Is there a market for seaweed beer?
I’m calling it: Sometime soon, a brewery in California will make a seaweed beer—if one hasn’t already.
And if they don’t, they should. We have seen beers brewed with additions of kale, mint, basil, hot peppers, avocados, kabocha squash, kimchi and bull testicles. For a coastal area like California, where foodies gush about sourcing foods locally and where seaweed is naturally abundant, it amazes me that no commercial brewery, to the best of my knowledge, has yet made a seaweed beer.

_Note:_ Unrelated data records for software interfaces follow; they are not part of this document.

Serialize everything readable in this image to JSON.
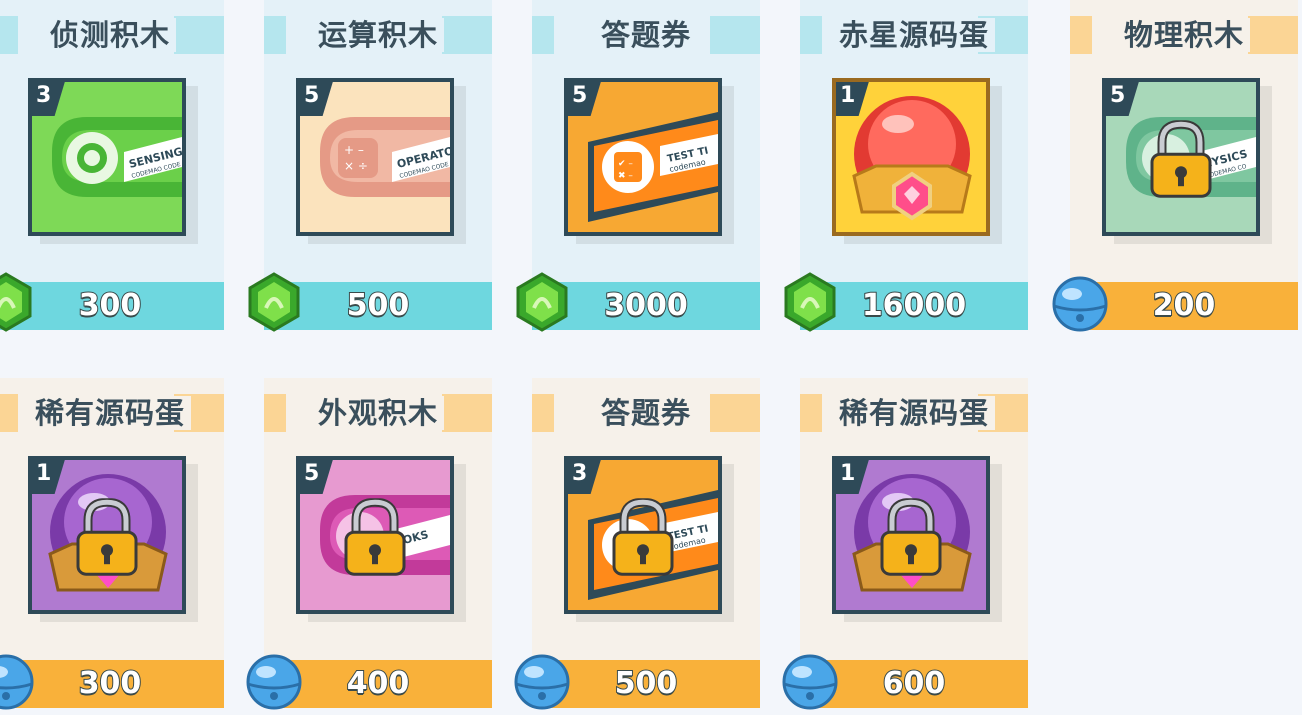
{
  "colors": {
    "blue_card": "#e4f1f8",
    "blue_price": "#6ed7df",
    "cream_card": "#f6f1ea",
    "orange_price": "#f9b13a",
    "frame": "#2e4a58"
  },
  "items": [
    {
      "title": "侦测积木",
      "count": "3",
      "price": "300",
      "theme": "blue",
      "currency_icon": "green-gem-icon",
      "art_icon": "sensing-block-icon",
      "locked": false
    },
    {
      "title": "运算积木",
      "count": "5",
      "price": "500",
      "theme": "blue",
      "currency_icon": "green-gem-icon",
      "art_icon": "operator-block-icon",
      "locked": false
    },
    {
      "title": "答题券",
      "count": "5",
      "price": "3000",
      "theme": "blue",
      "currency_icon": "green-gem-icon",
      "art_icon": "test-ticket-icon",
      "locked": false
    },
    {
      "title": "赤星源码蛋",
      "count": "1",
      "price": "16000",
      "theme": "blue",
      "currency_icon": "green-gem-icon",
      "art_icon": "red-star-egg-icon",
      "locked": false
    },
    {
      "title": "物理积木",
      "count": "5",
      "price": "200",
      "theme": "cream",
      "currency_icon": "blue-bell-icon",
      "art_icon": "physics-block-icon",
      "locked": true
    },
    {
      "title": "稀有源码蛋",
      "count": "1",
      "price": "300",
      "theme": "cream",
      "currency_icon": "blue-bell-icon",
      "art_icon": "rare-egg-icon",
      "locked": true
    },
    {
      "title": "外观积木",
      "count": "5",
      "price": "400",
      "theme": "cream",
      "currency_icon": "blue-bell-icon",
      "art_icon": "looks-block-icon",
      "locked": true
    },
    {
      "title": "答题券",
      "count": "3",
      "price": "500",
      "theme": "cream",
      "currency_icon": "blue-bell-icon",
      "art_icon": "test-ticket-icon",
      "locked": true
    },
    {
      "title": "稀有源码蛋",
      "count": "1",
      "price": "600",
      "theme": "cream",
      "currency_icon": "blue-bell-icon",
      "art_icon": "rare-egg-icon",
      "locked": true
    }
  ],
  "art_text": {
    "sensing": "SENSING",
    "sensing_sub": "CODEMAO CODE",
    "operator": "OPERATO",
    "operator_sub": "CODEMAO CODE",
    "ticket": "TEST TI",
    "ticket_sub": "codemao",
    "physics": "HYSICS",
    "physics_sub": "CODEMAO CO",
    "looks": "OKS"
  }
}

Seaweeds have been staples of coastal diets for a long time—probably since even before humans were quite human. Today, nations around the world incorporate seaweed into their cuisine. The seaweed soups, salads and sushi rolls of Japanese cuisine need no introduction. Less familiar to the average American are things like cairgein pudding, a Scottish cream-based dessert made with a local seaweed, and the breads, broths and potato dishes historically made with dulse, a group of seaweeds that have been eaten for ages.
Now, I think it’s time we see them incorporated into more beer. Some brewers feel the same way—though not any near us, as far as I know. In Maine, Marshall Wharf Brewing Co. has made Sea Belt, a strong Scotch-style ale using sugar kelp. In New Hampshire, Portsmouth Brewery makes Selkie, a similar beer using the same kind of marine algae. Last September, Alexander Haro, a writer for The Inertia, wrote about this latter beer. From the start of the story, Haro made it clear he didn’t like the very idea of seaweed beer. “[S]ea kelp tastes like shit,” he wrote in the first paragraph, in which he also described engaging in a foolish drinking game as a younger man that involved using a cut of bull kelp as a beer bong. I don’t generally trust the opinions of people who relish decades-old memories of drinking in college, and I’ll disregard his graceless opinion of seaweeds.

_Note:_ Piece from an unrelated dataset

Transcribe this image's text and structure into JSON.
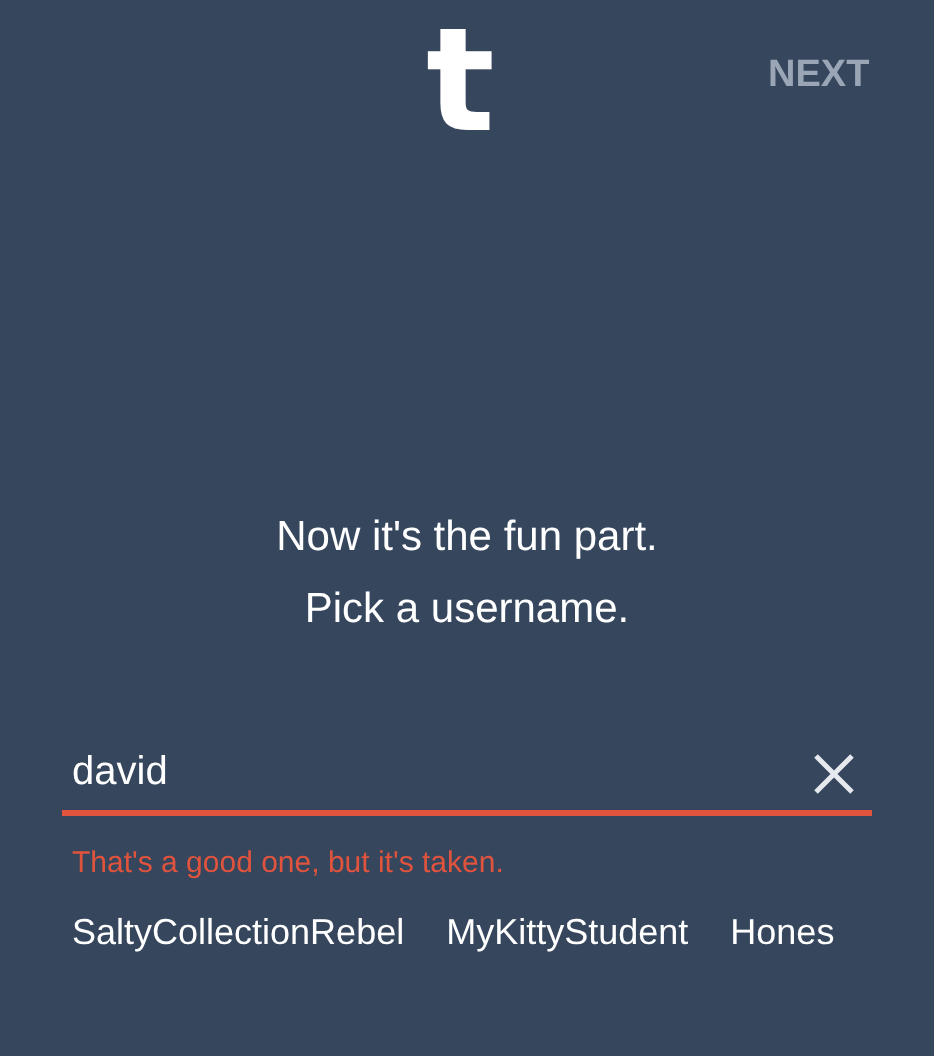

After all, seaweeds taste phenomenal. I mean, who doesn’t like nori? Dried and toasted, nori and other seaweeds like bladder chain, sea lettuce, wakame and kombu offer a salty, toasty, umami flavor that is almost totally unique in the culinary realm. Some might think that this section of the flavor spectrum doesn’t belong in beer. I would counter by saying that beers come in just about every size, color and shape. We all know beers that are sweet, bitter, sour and even a bit salty. Some beers are overpoweringly smoky flavored. I think the evocative but gentle flavors of seaweed fall well within the spectrum of what is reasonable in a beer.
Unfortunately, there don’t seem to be any seaweed beers on the West Coast. Google searching revealed only those of New England. Brewer Christian Kazakoff at Iron Springs Pub in Fairfax doesn’t know of any brewers who have used seaweed as a flavoring agent, though he noted that many breweries use Irish moss, an Atlantic marine algae, as a clarifying agent.
I reckon this will change. Long days of summer sun are upon us, and coastal seaweeds are growing rapidly. So is the state’s population of craft breweries, now at well over 900 with each of them striving to do something original.
If I had a brewery, I know what I’d be adding to the pot.